  5. Review - After the change is implemented, most project managers sit down with stakeholders and hold a retrospective. Did the change go as planned? How could it have gone better?

Change Control Process Template

Get started with this template right now. It’s free

Related Templates
Porters Five Forces ThumbnailPorters Five Forces Thumbnail
Preview

Porter's Five Forces

Developed by Harvard Business School professor Michael Porter, Porter’s Five Forces has become one of the most popular and highly regarded business strategy tools available for teams. Use Porter’s Five Forces to measure the strength of your current competition and decide which markets you might be able to move into. Porter’s Five Forces include: supplier power, buyer power, rivalry among existing competitors, the threat of substitute products or services, the threat of substitute products and services, and the threat of new entrants.

Porter's Five Forces
sipoc-thumb-websipoc-thumb-web
Preview

SIPOC

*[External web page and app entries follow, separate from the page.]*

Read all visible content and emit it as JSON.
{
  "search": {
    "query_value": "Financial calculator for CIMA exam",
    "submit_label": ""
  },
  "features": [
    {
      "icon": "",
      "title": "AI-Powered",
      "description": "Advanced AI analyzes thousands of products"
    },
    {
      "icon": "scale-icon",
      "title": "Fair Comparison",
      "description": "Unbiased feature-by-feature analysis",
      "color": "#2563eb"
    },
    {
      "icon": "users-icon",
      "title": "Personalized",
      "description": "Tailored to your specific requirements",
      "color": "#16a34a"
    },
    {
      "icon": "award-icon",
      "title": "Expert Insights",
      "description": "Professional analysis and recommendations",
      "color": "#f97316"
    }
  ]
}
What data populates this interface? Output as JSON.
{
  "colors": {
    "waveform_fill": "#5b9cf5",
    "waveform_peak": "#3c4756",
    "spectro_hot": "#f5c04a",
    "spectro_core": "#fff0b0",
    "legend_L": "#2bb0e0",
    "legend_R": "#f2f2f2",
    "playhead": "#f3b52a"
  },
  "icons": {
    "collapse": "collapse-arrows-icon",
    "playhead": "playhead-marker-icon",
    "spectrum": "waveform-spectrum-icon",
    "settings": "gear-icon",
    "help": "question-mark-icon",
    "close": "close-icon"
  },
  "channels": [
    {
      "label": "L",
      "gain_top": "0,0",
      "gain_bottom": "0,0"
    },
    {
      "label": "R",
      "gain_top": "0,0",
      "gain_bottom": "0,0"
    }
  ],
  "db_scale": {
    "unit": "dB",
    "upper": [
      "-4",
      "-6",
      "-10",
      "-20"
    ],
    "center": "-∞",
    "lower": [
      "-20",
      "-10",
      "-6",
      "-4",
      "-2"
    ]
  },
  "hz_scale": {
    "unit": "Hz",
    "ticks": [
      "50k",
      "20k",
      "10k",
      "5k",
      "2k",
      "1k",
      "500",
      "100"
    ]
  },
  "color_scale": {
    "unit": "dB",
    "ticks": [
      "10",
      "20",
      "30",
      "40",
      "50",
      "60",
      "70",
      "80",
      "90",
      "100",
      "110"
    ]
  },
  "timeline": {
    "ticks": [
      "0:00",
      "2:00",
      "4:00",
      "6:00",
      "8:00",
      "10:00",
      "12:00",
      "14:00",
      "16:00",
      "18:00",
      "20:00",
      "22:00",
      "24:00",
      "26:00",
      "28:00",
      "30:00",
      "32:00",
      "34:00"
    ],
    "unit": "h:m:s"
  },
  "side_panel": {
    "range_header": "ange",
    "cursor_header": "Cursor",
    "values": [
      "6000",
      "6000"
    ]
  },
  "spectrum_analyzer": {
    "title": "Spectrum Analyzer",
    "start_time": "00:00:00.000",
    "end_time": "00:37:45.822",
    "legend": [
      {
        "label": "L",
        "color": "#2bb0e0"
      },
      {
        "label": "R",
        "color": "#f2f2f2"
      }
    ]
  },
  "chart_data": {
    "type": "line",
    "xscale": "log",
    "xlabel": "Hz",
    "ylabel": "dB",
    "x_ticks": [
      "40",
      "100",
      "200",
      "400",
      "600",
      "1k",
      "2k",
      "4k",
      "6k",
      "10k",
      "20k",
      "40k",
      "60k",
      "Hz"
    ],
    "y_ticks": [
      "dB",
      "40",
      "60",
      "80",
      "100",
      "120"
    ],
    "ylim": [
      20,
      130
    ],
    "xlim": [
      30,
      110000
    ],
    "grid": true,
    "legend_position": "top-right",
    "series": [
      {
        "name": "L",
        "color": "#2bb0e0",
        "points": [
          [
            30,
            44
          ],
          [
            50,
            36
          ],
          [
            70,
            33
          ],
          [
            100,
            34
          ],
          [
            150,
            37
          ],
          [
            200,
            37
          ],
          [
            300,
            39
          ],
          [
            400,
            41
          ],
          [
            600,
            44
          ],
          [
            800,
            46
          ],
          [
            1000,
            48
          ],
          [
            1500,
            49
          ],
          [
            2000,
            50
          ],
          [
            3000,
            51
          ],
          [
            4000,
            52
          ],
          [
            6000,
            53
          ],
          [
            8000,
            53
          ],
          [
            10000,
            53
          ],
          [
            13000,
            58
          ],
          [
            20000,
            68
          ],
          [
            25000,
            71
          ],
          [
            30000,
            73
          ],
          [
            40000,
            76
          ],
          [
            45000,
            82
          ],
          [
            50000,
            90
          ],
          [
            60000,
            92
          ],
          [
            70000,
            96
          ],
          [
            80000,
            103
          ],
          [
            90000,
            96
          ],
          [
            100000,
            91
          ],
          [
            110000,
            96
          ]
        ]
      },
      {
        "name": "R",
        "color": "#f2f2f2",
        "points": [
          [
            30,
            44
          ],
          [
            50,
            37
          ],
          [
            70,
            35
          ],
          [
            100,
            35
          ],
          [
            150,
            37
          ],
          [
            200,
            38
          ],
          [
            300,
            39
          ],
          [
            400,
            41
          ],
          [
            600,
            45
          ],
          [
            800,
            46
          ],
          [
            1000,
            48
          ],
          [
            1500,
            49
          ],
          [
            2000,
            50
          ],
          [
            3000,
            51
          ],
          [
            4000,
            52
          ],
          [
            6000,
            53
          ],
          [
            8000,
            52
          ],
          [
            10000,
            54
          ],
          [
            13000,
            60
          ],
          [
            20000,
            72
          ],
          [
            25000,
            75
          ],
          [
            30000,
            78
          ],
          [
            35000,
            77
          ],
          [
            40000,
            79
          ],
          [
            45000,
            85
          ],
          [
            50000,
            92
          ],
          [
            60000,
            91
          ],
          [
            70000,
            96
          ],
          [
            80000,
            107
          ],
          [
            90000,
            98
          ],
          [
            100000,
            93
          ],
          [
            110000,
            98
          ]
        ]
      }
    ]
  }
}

A SIPOC diagram maps a process at a high level by identifying the potential gaps between suppliers and input specifications and between customers and output specifications, and thereby defines the scope of process improvement activities. The acronym SIPOC stands for Suppliers (sources), Input, Process, Output, and Customers. SIPOC identifies feedback and feed-forward loops between customers, suppliers, and the processes, and jump-starts the team to think in terms of cause and effect. Use this visual tool to document the working process from beginning to end.

SIPOC
swot-analysis-thumb-webswot-analysis-thumb-web
Preview

SWOT Analysis

When you’re developing a business strategy, it can be hard to figure out what to focus on. A SWOT analysis helps you hone in on key factors. SWOT stands for Strengths, Weaknesses, Opportunities, and Threats. Strengths and weaknesses are internal factors, like your employees, intellectual property, marketing strategy, and location. Opportunities and threats are usually external factors, like market fluctuations, competition, prices of raw materials, and consumer trends. Conduct a SWOT analysis whenever you want to explore opportunities for new businesses and products, decide the best way to launch a product, unlock your company’s potential, or use your strengths to develop opportunities.

SWOT Analysis
Agile-roadmap-thumb-webAgile-roadmap-thumb-web
Preview

Agile Roadmap

An Agile product roadmap is an action plan for how a product will become a solution and evolve over time. Agile product roadmaps focus on desired goals, outcomes, and context for daily productivity rather than features and timelines. Multiple teams often share the Agile product roadmap as a visual reference to prioritize tasks and stay aligned with the rest of the team. Product owners, managers, and Agile Scrum masters can use Agile roadmaps to align with their teams, track progress, prioritize their product backlog, and keep both internal and external stakeholders updated about any changes.

Agile Roadmap
startup-canvas-thumb-web (1)startup-canvas-thumb-web (1)
Preview

Startup Canvas

A Startup Canvas helps founders express and map out a new business idea in a less formal format than a traditional business plan. Startup Canvases are a useful visual map for founders who want to judge their new business idea’s strengths and weaknesses. This Canvas can be used as a framework to quickly articulate your business idea’s value proposition, problem, solution, market, team, marketing channels, customer segment, external risks, and Key Performance Indicators. By articulating factors like success, viability, vision, and value to the customer, founders can make a concise case for why a new product or service should exist and get funded.

Startup Canvas
Lean UX Canvas ThumbnailLean UX Canvas Thumbnail
Preview

Lean UX Canvas

What are you building, why are building it, and who are you building it for? Those are the big pictures questions that guide great companies and teams toward success — and Lean UX helps you find the answers. Especially helpful during project research, design, and planning, this tool lets you quickly make product improvements and solve business problems, leading to a more customer-centric product. This template will let you create a Lean UX canvas structured around eight key elements: Business problem, Business outcome, Users and customers, User benefits, Solution ideas, Hypothesis, Assumptions, Experimentation.

Lean UX Canvas